In the United States, fertilized corn fields, which make up approximately 5% of the total land area, account for approximately 45% of total soil NO x emissions. Leaf chamber measurements were conducted of NO and NO2 fluxes between individual corn leaves and the atmosphere in (1) field-grown plants near Champaign, IL (USA) in order to assess the potential role of corn canopies in mitigating soil–NO x emissions to the atmosphere, and (2) greenhouse-grown plants in order to study the influence of various environmental variables and physiological factors on the dynamics of NO2 flux. In field-grown plants, fluxes of NO were small and inconsistent from plant to plant. At ambient NO concentrations between 0.1 and 0.3 ppbv, average fluxes were zero. At ambient NO concentrations above 1 ppbv, NO uptake occurred, but fluxes were so small (14.3±0.0 pmol m−2 s−1) as to be insignificant in the NO x inventory for this site. In field-grown plants, NO2 was emitted to the atmosphere at ambient NO2 concentrations below 0.9 ppbv (the NO2 compensation point), with the highest rate of emission being 50 pmol m−2 s−1 at 0.2 ppbv. NO2 was assimilated by corn leaves at ambient NO2 concentrations above 0.9 ppbv, with the maximum observed uptake rate being 643 pmol m−2 s−1 at 6 ppbv. When fluxes above 0.9 ppbv are standardized for ambient NO2 concentration, the resultant deposition velocity was 1.2±0.1 mm s−1. When scaled to the entire corn canopy, NO2 uptake rates can be estimated to be as much as 27% of the soil-emitted NO x . In greenhouse-grown and field-grown leaves, NO2 deposition velocity was dependent on incident photosynthetic photon flux density (PPFD; 400–700 nm), whether measured above or below the NO2 compensation point. The shape of the PPFD dependence, and its response to ambient humidity in an experiment with greenhouse-grown plants, led to the conclusion that stomatal conductance is a primary determinant of the PPFD response. However, in field-grown leaves, measured NO2 deposition velocities were always lower than those predicted by a model solely dependent on stomatal conductance. It is concluded that NO2 uptake rate is highest when N availability is highest, not when the leaf deficit for N is highest. It is also concluded that the primary limitations to leaf-level NO2 uptake concern both stomatal and mesophyll components.

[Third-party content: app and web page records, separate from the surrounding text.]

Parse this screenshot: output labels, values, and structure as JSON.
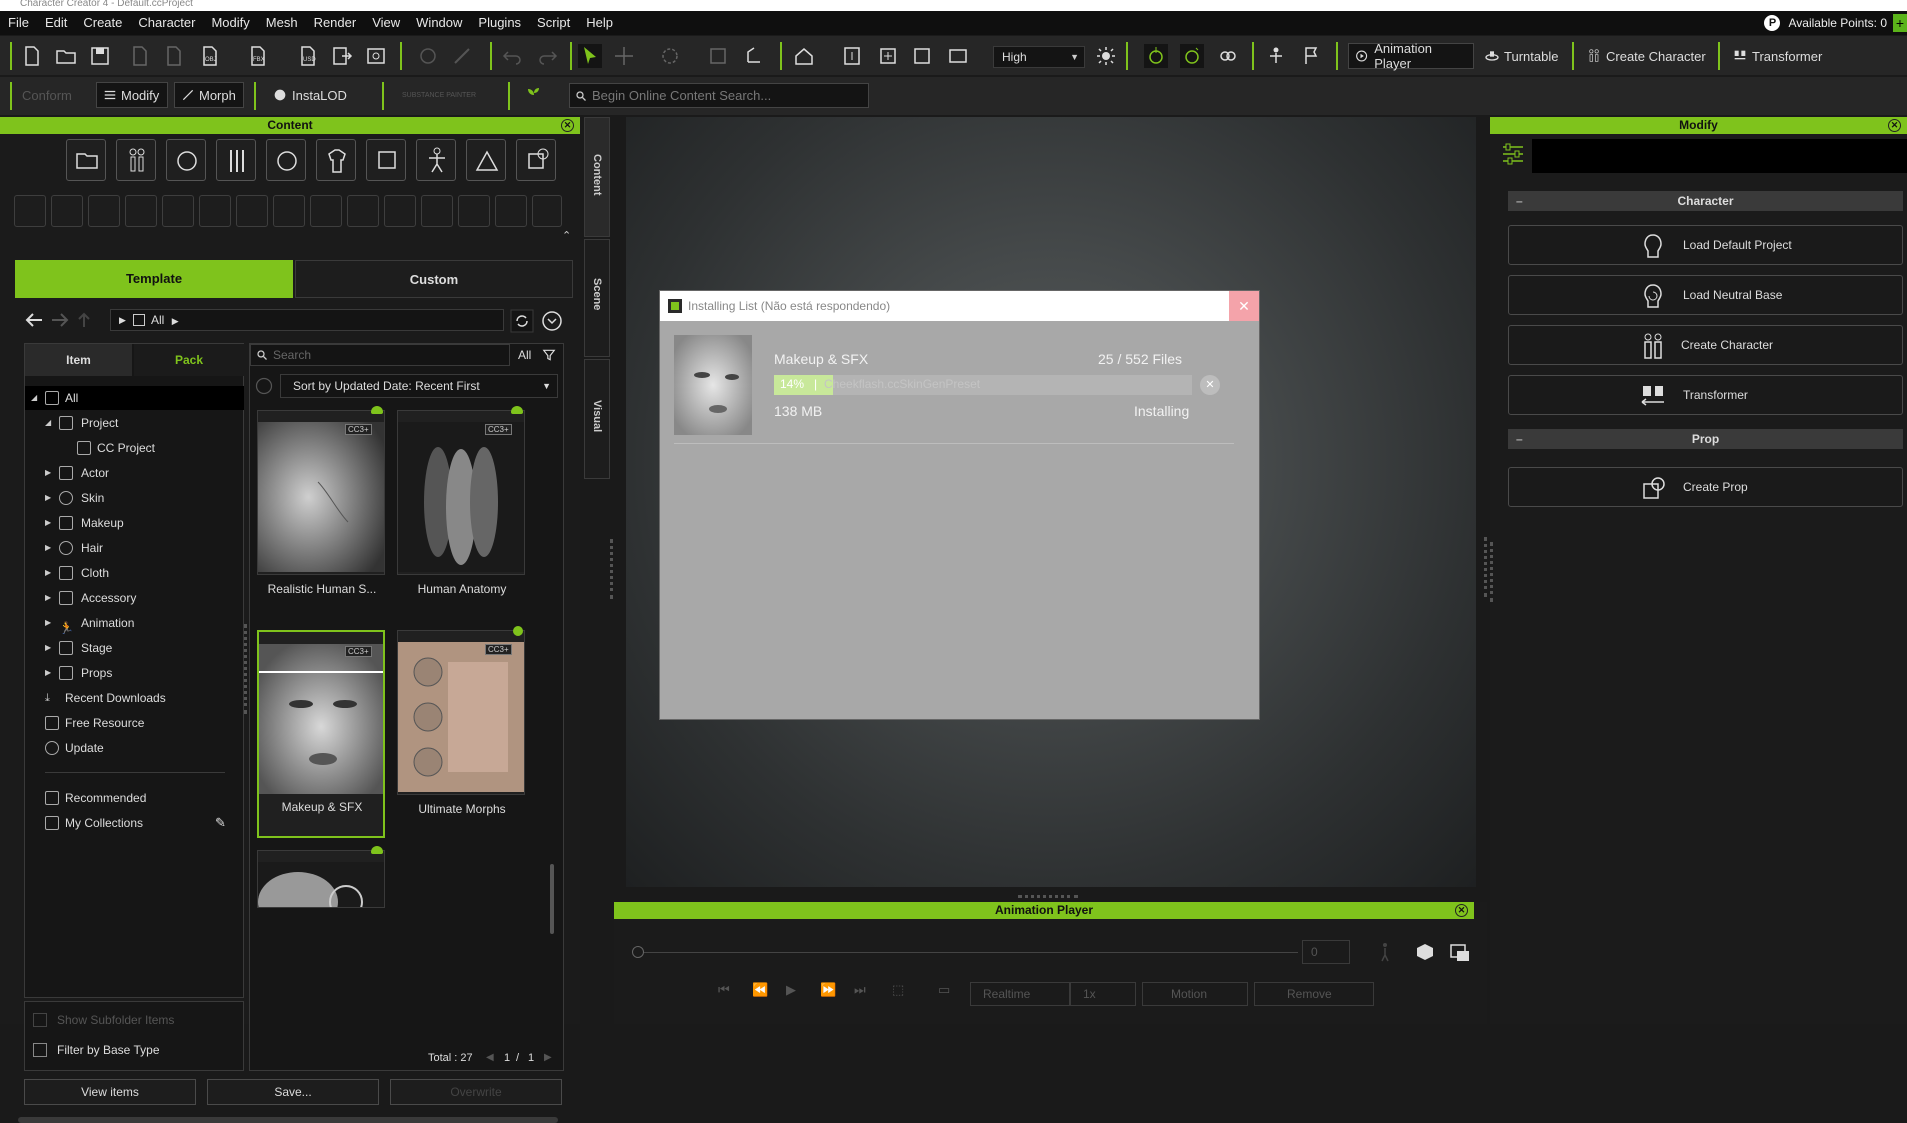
{
  "window": {
    "title": "Character Creator 4 - Default.ccProject"
  },
  "menu": [
    "File",
    "Edit",
    "Create",
    "Character",
    "Modify",
    "Mesh",
    "Render",
    "View",
    "Window",
    "Plugins",
    "Script",
    "Help"
  ],
  "points": {
    "icon": "P",
    "label": "Available Points: 0",
    "plus": "+"
  },
  "toolbar": {
    "quality": "High",
    "animation_player": "Animation Player",
    "turntable": "Turntable",
    "create_character": "Create Character",
    "transformer": "Transformer",
    "conform": "Conform",
    "modify": "Modify",
    "morph": "Morph",
    "instalod": "InstaLOD",
    "substance": "SUBSTANCE PAINTER",
    "search_placeholder": "Begin Online Content Search..."
  },
  "content_panel": {
    "title": "Content",
    "tabs": {
      "template": "Template",
      "custom": "Custom"
    },
    "path": "All",
    "subtabs": {
      "item": "Item",
      "pack": "Pack"
    },
    "search_placeholder": "Search",
    "filter_all": "All",
    "sort": "Sort by Updated Date: Recent First",
    "tree": [
      {
        "label": "All"
      },
      {
        "label": "Project"
      },
      {
        "label": "CC Project"
      },
      {
        "label": "Actor"
      },
      {
        "label": "Skin"
      },
      {
        "label": "Makeup"
      },
      {
        "label": "Hair"
      },
      {
        "label": "Cloth"
      },
      {
        "label": "Accessory"
      },
      {
        "label": "Animation"
      },
      {
        "label": "Stage"
      },
      {
        "label": "Props"
      },
      {
        "label": "Recent Downloads"
      },
      {
        "label": "Free Resource"
      },
      {
        "label": "Update"
      },
      {
        "label": "Recommended"
      },
      {
        "label": "My Collections"
      }
    ],
    "packs": [
      {
        "label": "Realistic Human S..."
      },
      {
        "label": "Human Anatomy"
      },
      {
        "label": "Makeup & SFX"
      },
      {
        "label": "Ultimate Morphs"
      }
    ],
    "badge": "CC3+",
    "total_label": "Total : 27",
    "page": "1",
    "page_sep": "/",
    "page_total": "1",
    "show_subfolder": "Show Subfolder Items",
    "filter_base": "Filter by Base Type",
    "btn_view": "View items",
    "btn_save": "Save...",
    "btn_overwrite": "Overwrite"
  },
  "side_tabs": [
    "Content",
    "Scene",
    "Visual"
  ],
  "dialog": {
    "title": "Installing List (Não está respondendo)",
    "close": "✕",
    "item_name": "Makeup & SFX",
    "files": "25 / 552 Files",
    "progress_label": "14%",
    "progress_fraction": 0.14,
    "file_label": "Cheekflash.ccSkinGenPreset",
    "size": "138 MB",
    "status": "Installing",
    "cancel": "✕"
  },
  "modify_panel": {
    "title": "Modify",
    "character_section": "Character",
    "prop_section": "Prop",
    "collapse": "–",
    "buttons": {
      "load_default": "Load Default Project",
      "load_neutral": "Load Neutral Base",
      "create_character": "Create Character",
      "transformer": "Transformer",
      "create_prop": "Create Prop"
    }
  },
  "anim_panel": {
    "title": "Animation Player",
    "frame": "0",
    "realtime": "Realtime",
    "speed": "1x",
    "motion": "Motion",
    "remove": "Remove"
  },
  "colors": {
    "accent": "#7fc31c",
    "bg": "#1b1b1b",
    "dialog_bg": "#a8a8a8"
  }
}
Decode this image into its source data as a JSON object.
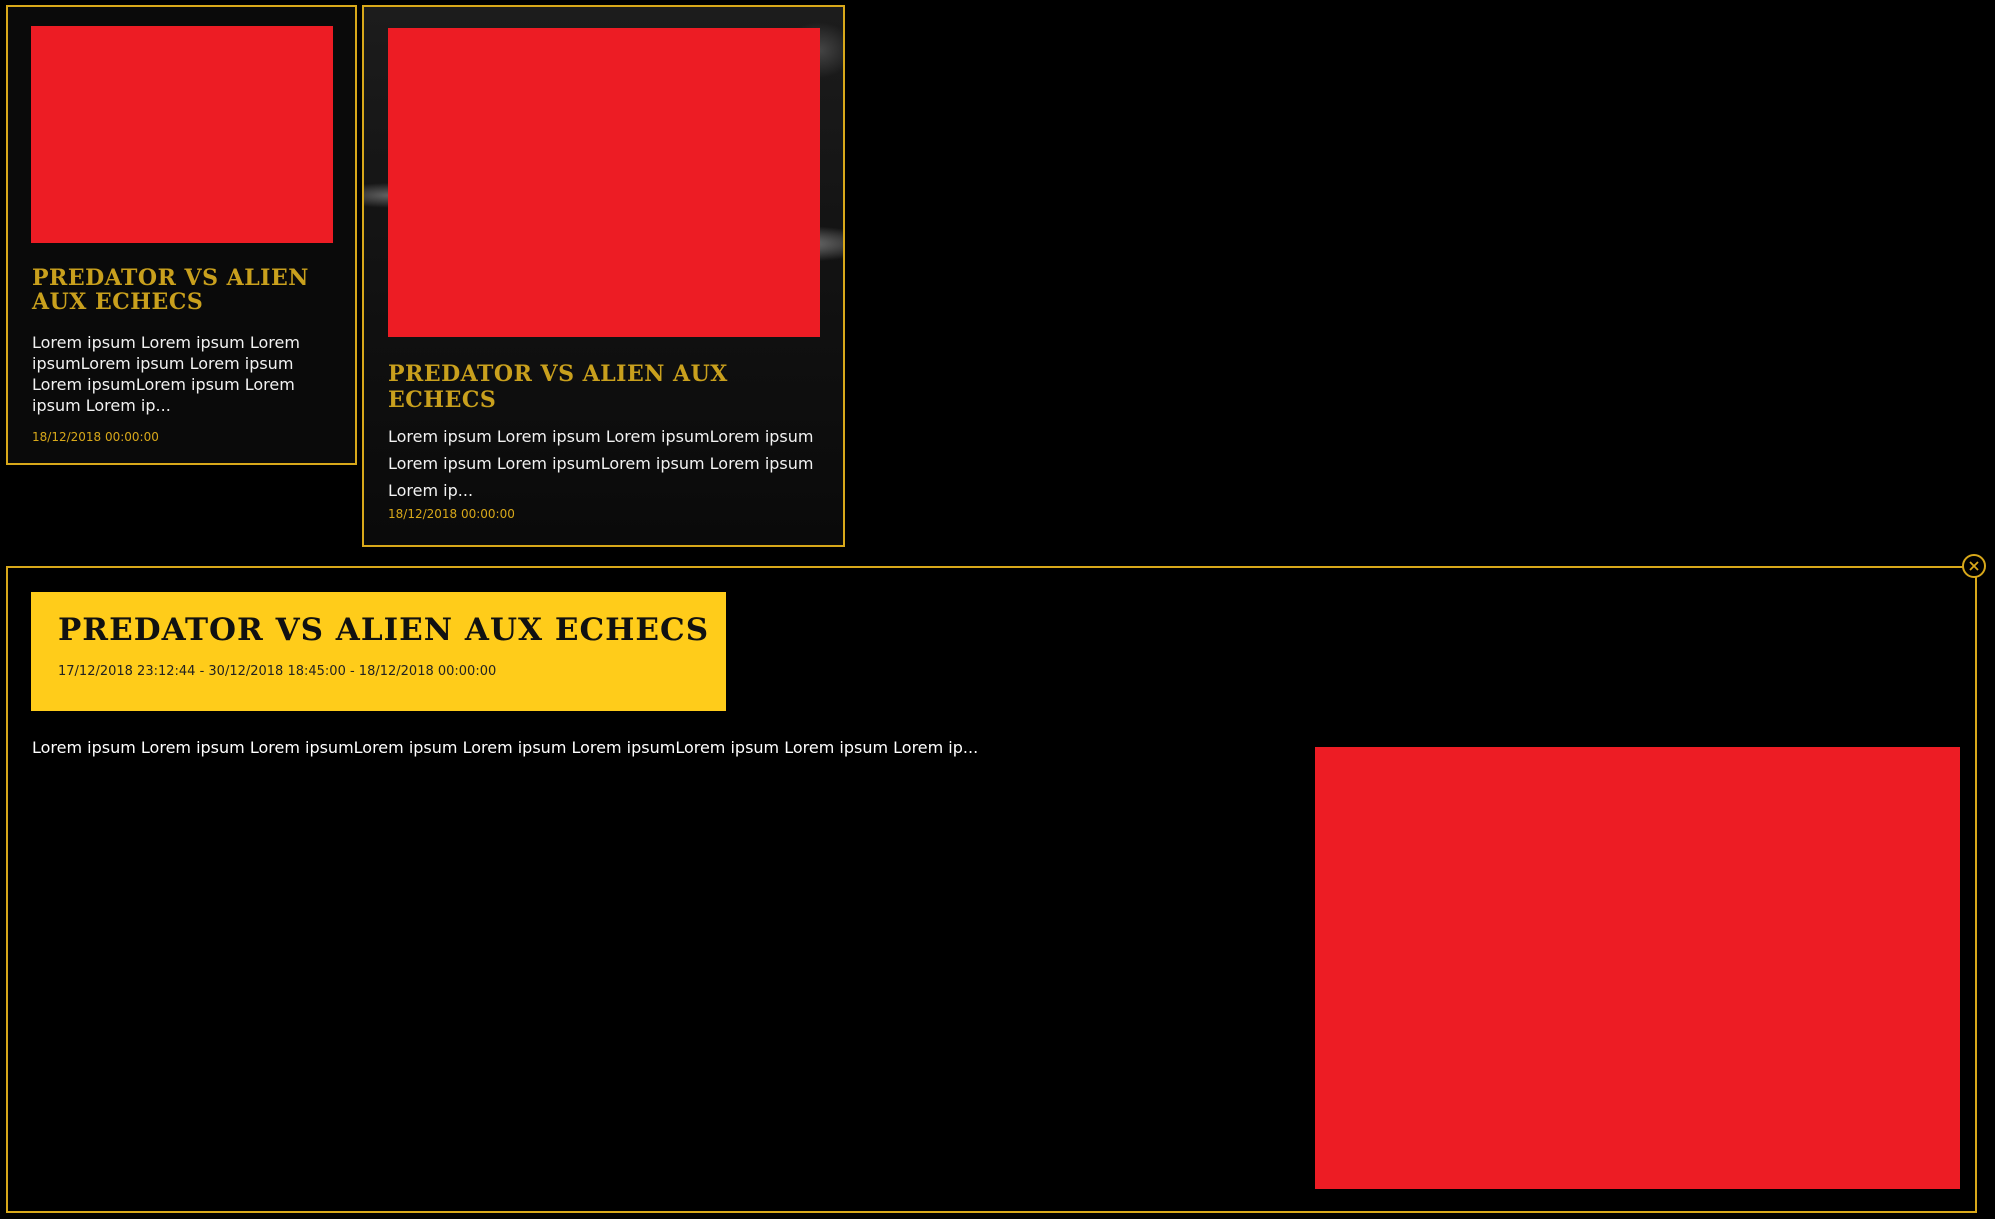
{
  "cards": [
    {
      "title": "PREDATOR VS ALIEN AUX ECHECS",
      "excerpt": "Lorem ipsum Lorem ipsum Lorem ipsumLorem ipsum Lorem ipsum Lorem ipsumLorem ipsum Lorem ipsum Lorem ip...",
      "date": "18/12/2018 00:00:00"
    },
    {
      "title": "PREDATOR VS ALIEN AUX ECHECS",
      "excerpt": "Lorem ipsum Lorem ipsum Lorem ipsumLorem ipsum Lorem ipsum Lorem ipsumLorem ipsum Lorem ipsum Lorem ip...",
      "date": "18/12/2018 00:00:00"
    }
  ],
  "modal": {
    "title": "PREDATOR VS ALIEN AUX ECHECS",
    "dates": "17/12/2018 23:12:44 - 30/12/2018 18:45:00 - 18/12/2018 00:00:00",
    "text": "Lorem ipsum Lorem ipsum Lorem ipsumLorem ipsum Lorem ipsum Lorem ipsumLorem ipsum Lorem ipsum Lorem ip...",
    "close_icon": "close-icon"
  },
  "colors": {
    "accent": "#d8a81a",
    "header_bg": "#ffcc1a",
    "image_placeholder": "#ed1c24",
    "background": "#000000"
  }
}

Keywords: Nitrogen oxides; Dry deposition; Flux; Stomatal uptake; Corn plants;
HNO3 losses within the cyclone inlet of a diffusion-denuder system under simulated marine environments by Xu Li-Jones; Dennis L Savoie; Joseph M Prospero (985-993).
We evaluated the loss of HNO3 within a Teflon-coated aluminum cyclone of an annular diffusion denuder atmospheric sampling system (ADS) under simulated marine conditions. To simulate marine environment, the cyclones were pre-coated with NaCl aerosol droplets. Loss of vapor-phase HNO3 within the NaCl-coated cyclone was generally greater than 30% at relative humidities (RH) of 60 and 80% and as large as 67% when the cumulative HNO3 dosages were lower than 3 μg. In contrast, there was little loss of HNO3 (<8%) in cyclones with no NaCl coating at RHs ranging from 0 to 80%, at HNO3 air concentrations of 4.3±1.6 μg m−3, and at cumulative HNO3 dosages of greater than 5 μg. However, at lower HNO3 cumulative dosages (<3 μg), losses in the non-coated cyclones were strongly influenced by RH, ranging from 9% in dry air to 58% at 80% RH. The enhanced loss of HNO3 in the NaCl-coated cyclone was most likely caused by the reaction between HNO3 and NaCl on the cyclone wall.
Keywords: HNO3 gas measurement; HNO3 inlet loss; Cyclone; Denuder; Marine atmospheric sampling;